Meet the Decision Makers: The Governor’s Key Advisors - December 13, 2021 REGISTER

The broad-based corporate tax increase, which was one of the funding mechanisms for President Joe Biden’s Build Back Better domestic agenda, has apparently been jettisoned in the new $1.75 trillion framework that Biden pitched to Democrats in Congress on Thursday. 

Biden’s latest scaled-down plan would instead pay for the expanded social programs and climate change initiatives with a new 15% minimum tax on the reported profits of large corporations, a 1% buyback on corporate stock buybacks, and a 5% surtax on adjusted gross income above $10 million, with another 3% on AGI over $25 million, according to news reports in The Washington Post and other publications. 

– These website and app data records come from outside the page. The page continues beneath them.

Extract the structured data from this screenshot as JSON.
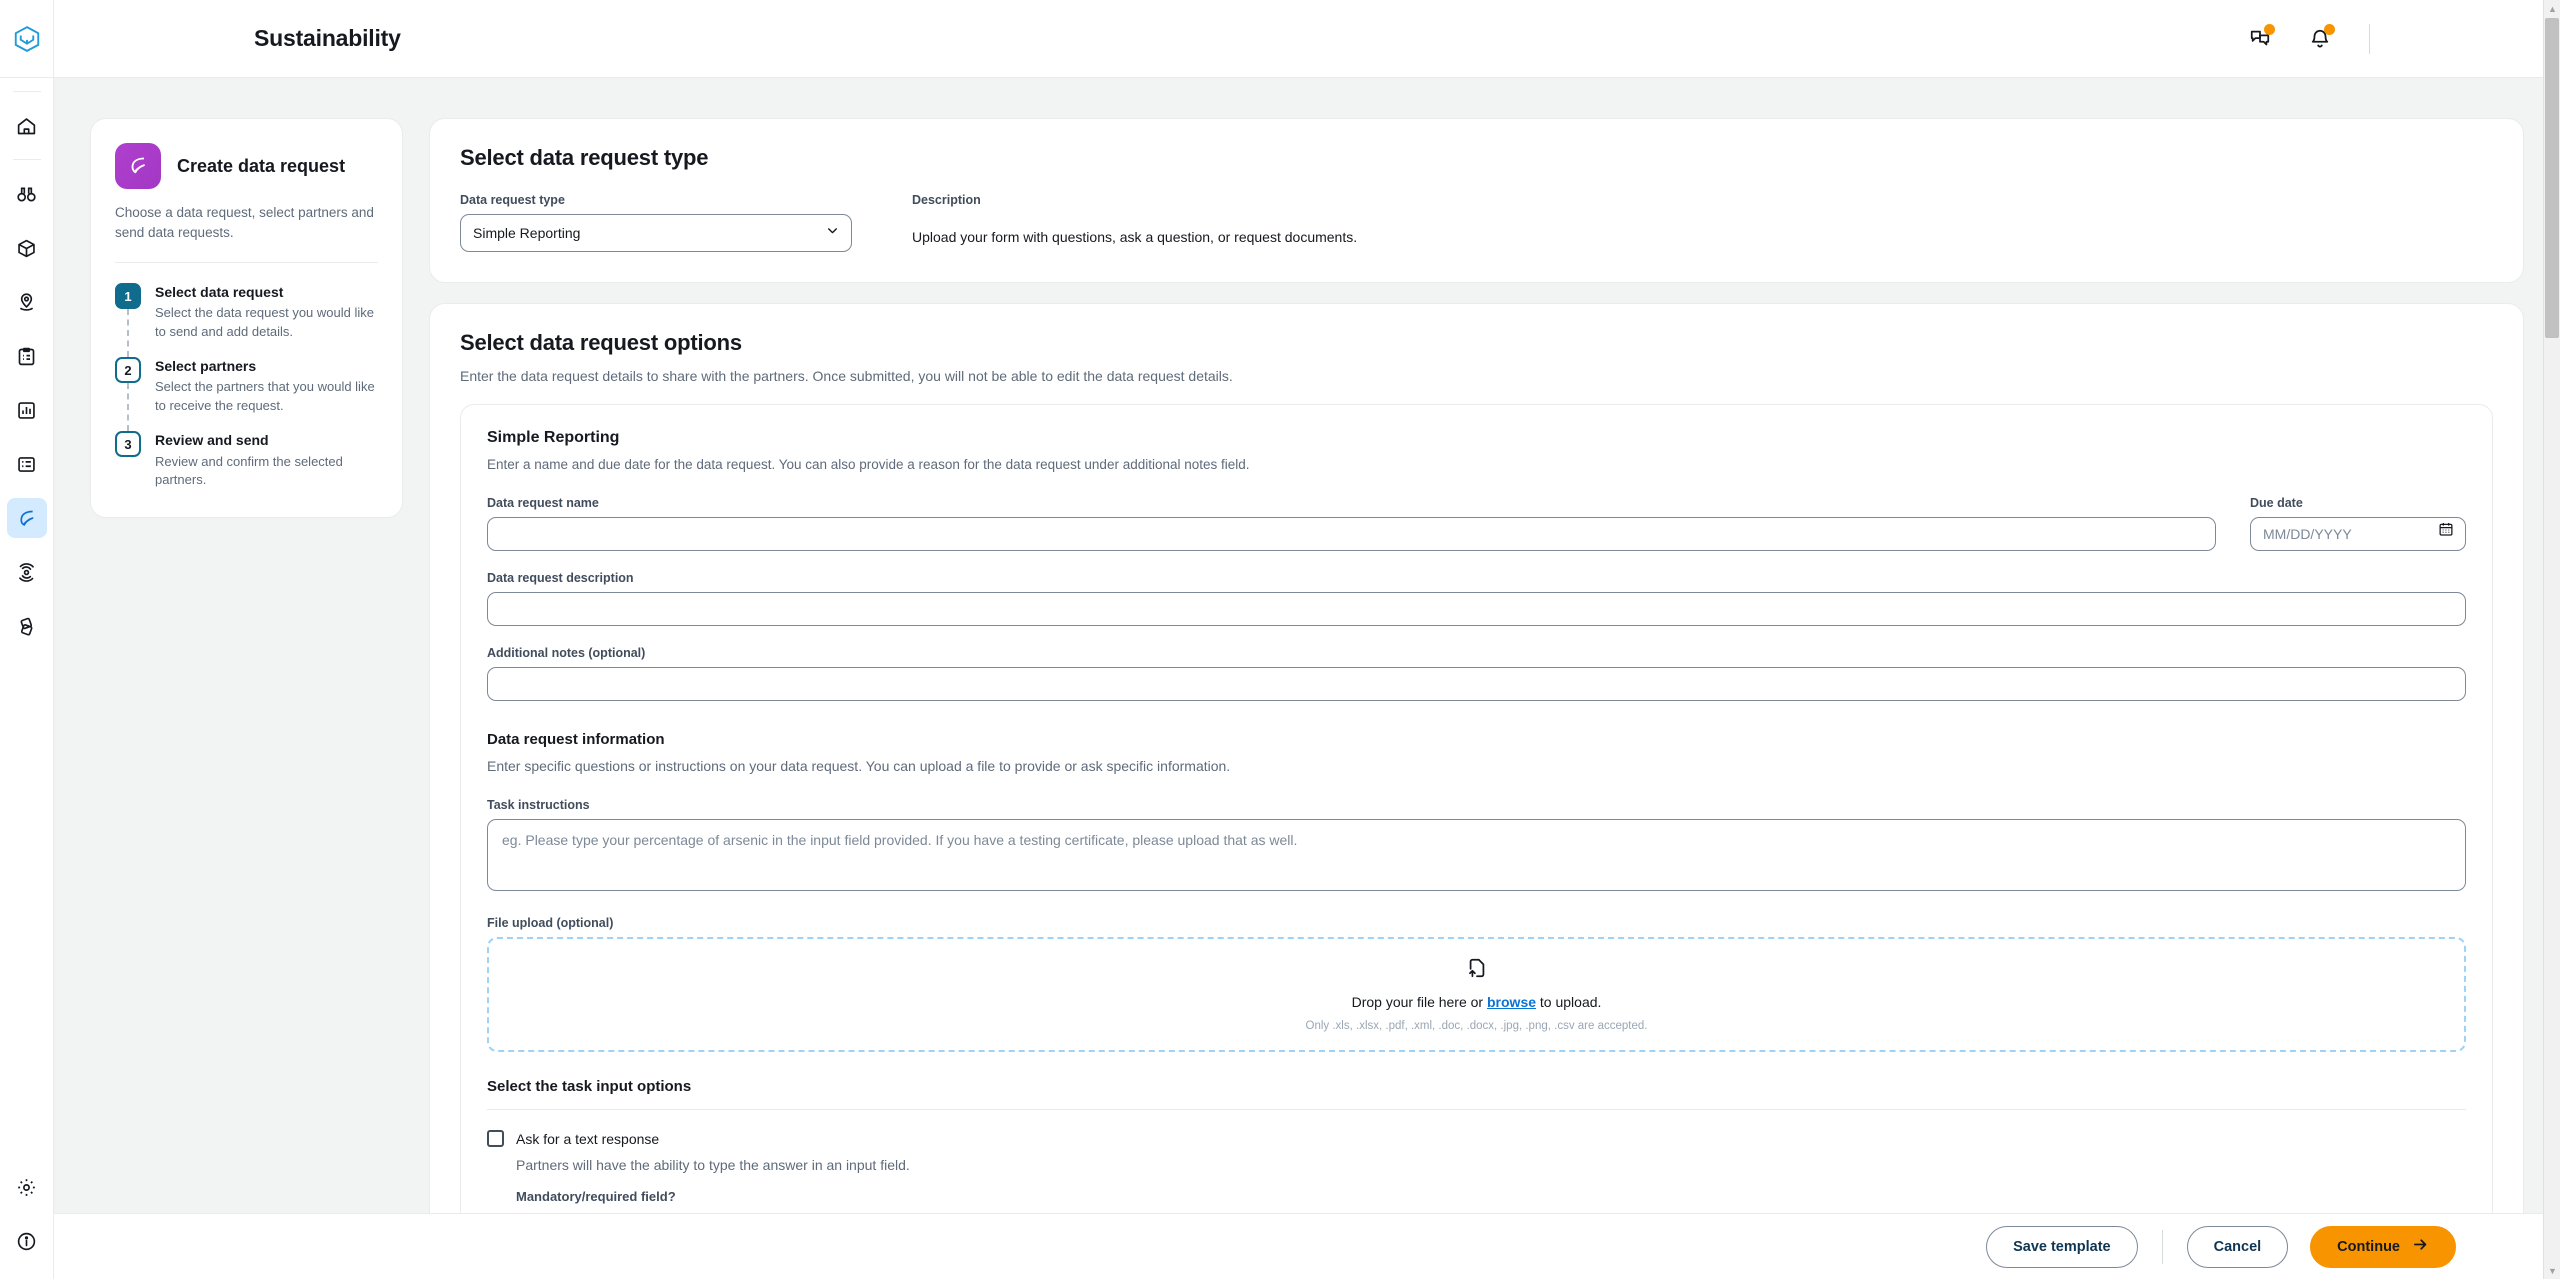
{
  "header": {
    "title": "Sustainability",
    "logo_icon": "cube-logo-icon",
    "chat_icon": "chat-bubbles-icon",
    "bell_icon": "notification-bell-icon",
    "accent_orange": "#f79400"
  },
  "sidebar": {
    "items": [
      {
        "icon": "home-icon",
        "name": "sidebar-item-home",
        "active": false
      },
      {
        "icon": "binoculars-icon",
        "name": "sidebar-item-discover",
        "active": false
      },
      {
        "icon": "package-icon",
        "name": "sidebar-item-products",
        "active": false
      },
      {
        "icon": "map-pin-icon",
        "name": "sidebar-item-locations",
        "active": false
      },
      {
        "icon": "clipboard-icon",
        "name": "sidebar-item-tasks",
        "active": false
      },
      {
        "icon": "bar-chart-icon",
        "name": "sidebar-item-analytics",
        "active": false
      },
      {
        "icon": "list-details-icon",
        "name": "sidebar-item-records",
        "active": false
      },
      {
        "icon": "leaf-icon",
        "name": "sidebar-item-sustainability",
        "active": true
      },
      {
        "icon": "target-rings-icon",
        "name": "sidebar-item-goals",
        "active": false
      },
      {
        "icon": "layers-diamond-icon",
        "name": "sidebar-item-integrations",
        "active": false
      }
    ],
    "bottom_items": [
      {
        "icon": "gear-icon",
        "name": "sidebar-item-settings"
      },
      {
        "icon": "info-circle-icon",
        "name": "sidebar-item-help"
      }
    ]
  },
  "wizard": {
    "icon": "leaf-badge-icon",
    "title": "Create data request",
    "subtitle": "Choose a data request, select partners and send data requests.",
    "steps": [
      {
        "number": "1",
        "label": "Select data request",
        "description": "Select the data request you would like to send and add details.",
        "state": "current"
      },
      {
        "number": "2",
        "label": "Select partners",
        "description": "Select the partners that you would like to receive the request.",
        "state": "upcoming"
      },
      {
        "number": "3",
        "label": "Review and send",
        "description": "Review and confirm the selected partners.",
        "state": "upcoming"
      }
    ]
  },
  "type_panel": {
    "title": "Select data request type",
    "field_label": "Data request type",
    "selected_value": "Simple Reporting",
    "options": [
      "Simple Reporting"
    ],
    "chevron_icon": "chevron-down-icon",
    "description_label": "Description",
    "description_text": "Upload your form with questions, ask a question, or request documents."
  },
  "options_panel": {
    "title": "Select data request options",
    "subtitle": "Enter the data request details to share with the partners. Once submitted, you will not be able to edit the data request details.",
    "card": {
      "title": "Simple Reporting",
      "subtitle": "Enter a name and due date for the data request. You can also provide a reason for the data request under additional notes field.",
      "fields": {
        "name_label": "Data request name",
        "name_value": "",
        "name_placeholder": "",
        "due_label": "Due date",
        "due_value": "",
        "due_placeholder": "MM/DD/YYYY",
        "calendar_icon": "calendar-icon",
        "description_label": "Data request description",
        "description_value": "",
        "description_placeholder": "",
        "notes_label": "Additional notes (optional)",
        "notes_value": "",
        "notes_placeholder": ""
      },
      "information": {
        "title": "Data request information",
        "subtitle": "Enter specific questions or instructions on your data request. You can upload a file to provide or ask specific information.",
        "task_label": "Task instructions",
        "task_value": "",
        "task_placeholder": "eg. Please type your percentage of arsenic in the input field provided. If you have a testing certificate, please upload that as well."
      },
      "upload": {
        "label": "File upload (optional)",
        "icon": "file-upload-icon",
        "prompt_before": "Drop your file here or",
        "browse_link": "browse",
        "prompt_after": "to upload.",
        "note": "Only .xls, .xlsx, .pdf, .xml, .doc, .docx, .jpg, .png, .csv are accepted."
      },
      "task_options": {
        "title": "Select the task input options",
        "checkbox_label": "Ask for a text response",
        "checkbox_checked": false,
        "checkbox_description": "Partners will have the ability to type the answer in an input field.",
        "mandatory_label": "Mandatory/required field?"
      }
    }
  },
  "footer": {
    "save_label": "Save template",
    "cancel_label": "Cancel",
    "continue_label": "Continue",
    "continue_arrow_icon": "arrow-right-icon"
  }
}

“While NJBIA is still concerned about any tax increase making our nation and our state less competitive, NJBIA is pleased to see the movement away from some of the broader business tax increases, which NJBIA opposed, that had been contained in earlier versions of the president’s proposal,” NJBIA Vice President of Government Affairs Christopher Emigholz said.  

The original Biden plan would have raised the federal corporate tax rate from 21% to 28%. Congress later reduced the proposed rate to 26.5% in its version of the plan, but that still would have disproportionately hurt New Jersey manufacturers that already pay the highest state Corporation Business Tax. The state CBT, when combined with the proposed federal corporate tax, would have saddled New Jersey manufacturers and other corporations with the highest combined corporate taxes in the world. 

The president pitched the new domestic spending bill to Congress in an effort to break the stalemate in his own political party that has stalled the separate bipartisan $1 trillion infrastructure bill, which some Democrats are refusing to vote for unless there is first an agreement on the so-called reconciliation bill that expands social safety net programs and addresses climate change. 

According to news reports, some of the major programs that remain in the revised plan include $550 billion to fight climate change mainly through tax incentives for low-emission sources of energy; $400 billion for universal pre-K for 3-year-olds and 4-year-olds; $40 billion for worker training programs and $165 billion to reduce health insurance premiums for those covered by the Affordable Care Act. 

Gov. Phil Murphy congratulated President Biden on securing a framework for “historic investments in working- and middle-class American families.” 

“This proposed framework ensures childcare, pre-K and elder care is affordable for all Americans, makes healthcare more affordable, invests hundreds of billions of dollars in resiliency and the green economy, and strengthens middle class families through investments in housing and workforce development,” Murphy said.